Pupils at Silverlea Primary School are ecstatic about their new reading room which they say will allow them to explore the creative side of their brains as reading allows them to dig into their imaginations.
The new reading room was converted from a shipping container provided by Breadline Africa on Friday September 14.
Breadline distributes shipping containers and prefabricated units for various purposes including: libraries for low quintile primary schools across South Africa; Early Childhood Development Centres and for initiatives and special community projects.
Temporary librarian at Silverlea, Terri le Brasseur, said the container was much needed at the school to further develop the pupils’ passion for reading which started when the school made use of spaces in the corridors to create reading corners with different themes to make reading exciting for the pupils (“School celebrates birthday with library hubs”, Athlone News, May 2).
Ms Le Brassuer said the container library gives the school the opportunity to reach more pupils as it has the space to store, display, and order books. This, she says, will help improve literacy levels among pupils who struggle to read.
“We are trying to get them to understand what they are reading and become eager to take books home. Reading without comprehension is useless,” she says.
The reading room currently has 1 500 books which were acquired with funds raised through events and donations.
The 2016 Progress in International Reading Literacy Study which looked into the reading comprehension of Grade 4 pupils in 50 different countries, revealed that 78% of South African pupils could not read for meaning.
The statistics were influenced by a lack of resources at school, no school libraries, bullying, and discipline problems. Factors also included teacher absenteeism which resulted in the failure to complete the curriculum and late arrival.
The study revealed that pupils who lived in remote rural areas, small towns or villages and townships had the lowest reading literacy achievement compared to pupils from urban, suburban and medium or large towns.
The study further revealed that children of parents who enjoyed reading achieved higher scores than those whose parents did not, that the literacy scores of pupils who received homework daily were higher than those who did not and pupils whose parents did early reading literacy activities with their child before school, tended to achieve much higher reading literacy scores.
Grade 3 teacher, Colleen Rinquest says one of the contributing factors to poor literacy levels is the gang violence which prevents pupils from going to the public library as they risk being shot in sporadic gang shooting.
Principal Karl Martin says he hopes the new reading room will help improve literacy levels among pupils at his school.
Former teacher at the school, Geordie Ractliffe, previously had reading books displayed in her Grade 5 class which the readers could choose from.
She is currently helping to set up the new reading room and says the new space provides the ability to issue and return books.
“In order to maximise the use of the library we need to get all of our books back and this space allows us to have that system.
“Children also love being able to see books on display to choose from,” she says.
Grade 7 pupil, Zhara Daniels, says she is excited to spend time in the reading room as reading takes her to another world.
“I can explore and imagine anything and it takes me to different places,” she says.

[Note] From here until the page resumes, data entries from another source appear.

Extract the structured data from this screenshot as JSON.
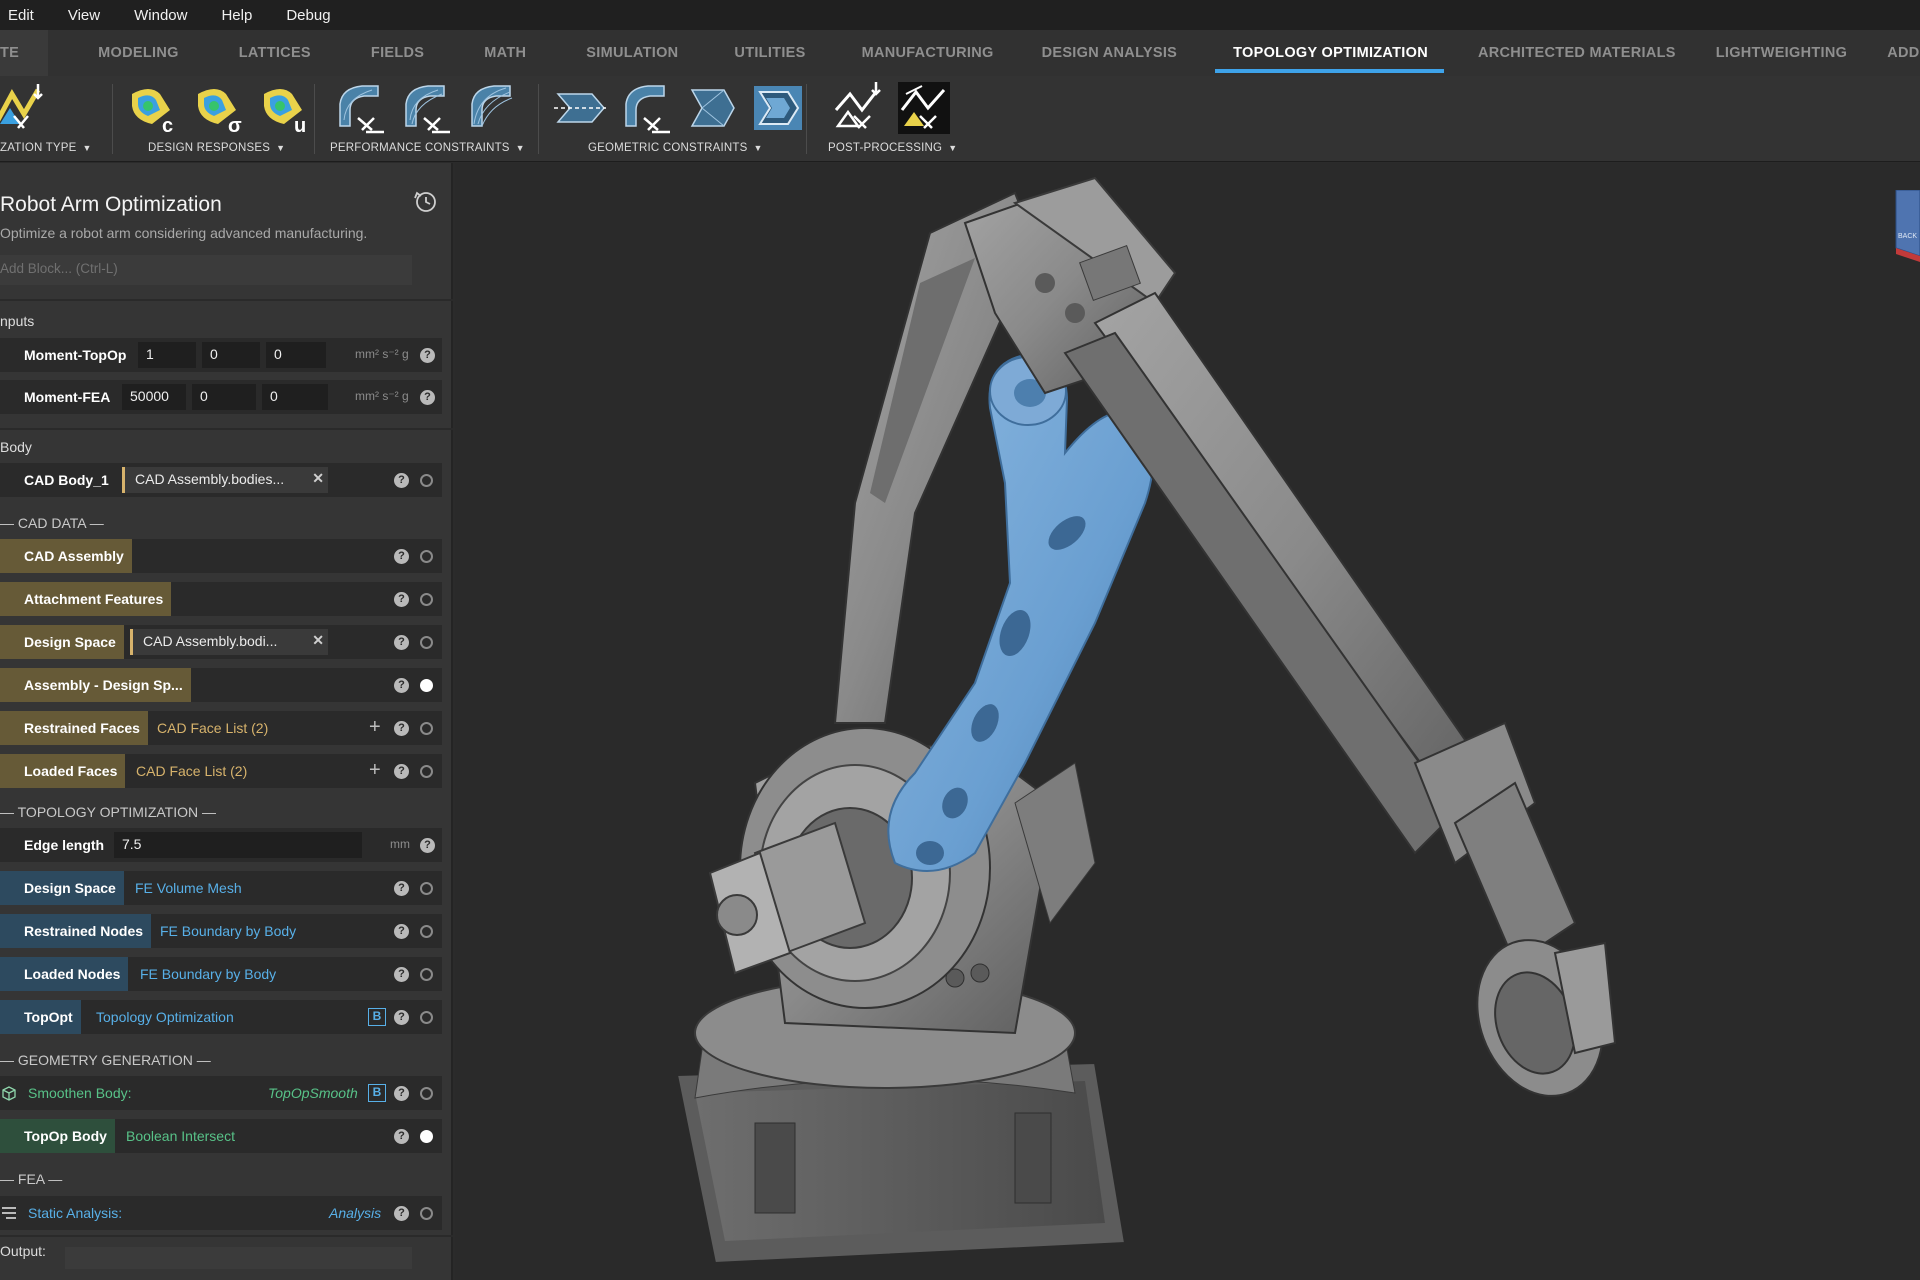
{
  "menu": {
    "items": [
      "Edit",
      "View",
      "Window",
      "Help",
      "Debug"
    ]
  },
  "tabs": [
    {
      "label": "TE"
    },
    {
      "label": "MODELING"
    },
    {
      "label": "LATTICES"
    },
    {
      "label": "FIELDS"
    },
    {
      "label": "MATH"
    },
    {
      "label": "SIMULATION"
    },
    {
      "label": "UTILITIES"
    },
    {
      "label": "MANUFACTURING"
    },
    {
      "label": "DESIGN ANALYSIS"
    },
    {
      "label": "TOPOLOGY OPTIMIZATION",
      "active": true
    },
    {
      "label": "ARCHITECTED MATERIALS"
    },
    {
      "label": "LIGHTWEIGHTING"
    },
    {
      "label": "ADDITIVE MANUFACT"
    }
  ],
  "ribbon": {
    "groups": [
      {
        "label": "ZATION TYPE",
        "icons": [
          "optimization-type-icon"
        ]
      },
      {
        "label": "DESIGN RESPONSES",
        "icons": [
          "compliance-response-icon",
          "objective-response-icon",
          "utility-response-icon"
        ]
      },
      {
        "label": "PERFORMANCE CONSTRAINTS",
        "icons": [
          "stress-constraint-icon",
          "displacement-constraint-icon",
          "frequency-constraint-icon"
        ]
      },
      {
        "label": "GEOMETRIC CONSTRAINTS",
        "icons": [
          "symmetry-constraint-icon",
          "overhang-constraint-icon",
          "extrusion-constraint-icon",
          "thickness-constraint-icon"
        ]
      },
      {
        "label": "POST-PROCESSING",
        "icons": [
          "smoothing-icon",
          "export-result-icon"
        ]
      }
    ]
  },
  "panel": {
    "title": "Robot Arm Optimization",
    "subtitle": "Optimize a robot arm considering advanced manufacturing.",
    "add_block_placeholder": "Add Block... (Ctrl-L)",
    "inputs_label": "nputs",
    "inputs": [
      {
        "name": "Moment-TopOp",
        "values": [
          "1",
          "0",
          "0"
        ],
        "unit": "mm² s⁻² g"
      },
      {
        "name": "Moment-FEA",
        "values": [
          "50000",
          "0",
          "0"
        ],
        "unit": "mm² s⁻² g"
      }
    ],
    "body_label": "Body",
    "cad_body": {
      "name": "CAD Body_1",
      "value": "CAD Assembly.bodies..."
    },
    "cad_data_label": "— CAD DATA —",
    "cad_data": [
      {
        "name": "CAD Assembly",
        "value": ""
      },
      {
        "name": "Attachment Features",
        "value": ""
      },
      {
        "name": "Design Space",
        "value": "CAD Assembly.bodi..."
      },
      {
        "name": "Assembly - Design Sp...",
        "value": ""
      },
      {
        "name": "Restrained Faces",
        "value": "CAD Face List (2)"
      },
      {
        "name": "Loaded Faces",
        "value": "CAD Face List (2)"
      }
    ],
    "topopt_label": "— TOPOLOGY OPTIMIZATION —",
    "edge_length": {
      "name": "Edge length",
      "value": "7.5",
      "unit": "mm"
    },
    "topopt": [
      {
        "name": "Design Space",
        "value": "FE Volume Mesh"
      },
      {
        "name": "Restrained Nodes",
        "value": "FE Boundary by Body"
      },
      {
        "name": "Loaded Nodes",
        "value": "FE Boundary by Body"
      },
      {
        "name": "TopOpt",
        "value": "Topology Optimization",
        "badge": "B"
      }
    ],
    "geometry_label": "— GEOMETRY GENERATION —",
    "geometry": [
      {
        "name": "Smoothen Body:",
        "value": "TopOpSmooth",
        "badge": "B"
      },
      {
        "name": "TopOp Body",
        "value": "Boolean Intersect"
      }
    ],
    "fea_label": "— FEA —",
    "fea": [
      {
        "name": "Static Analysis:",
        "value": "Analysis"
      }
    ],
    "output_label": "Output:",
    "help_glyph": "?",
    "remove_glyph": "✕",
    "add_glyph": "+"
  },
  "viewport": {
    "navcube_label": "BACK",
    "colors": {
      "background": "#2a2a2a",
      "metal": "#8e8e8e",
      "optimized_part": "#6a9fd1"
    }
  }
}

The reading room, however, is not big enough for an entire class to fit into, so Ms Le Brasseur, will be taking books outside and reading them to the children. The school thus needs donations of carpets and sheeting to secure a safe reading space for pupils. They also need volunteers to assist the librarian and to read to the children.
To make a donation or volunteer, call the school on 021 637 6777.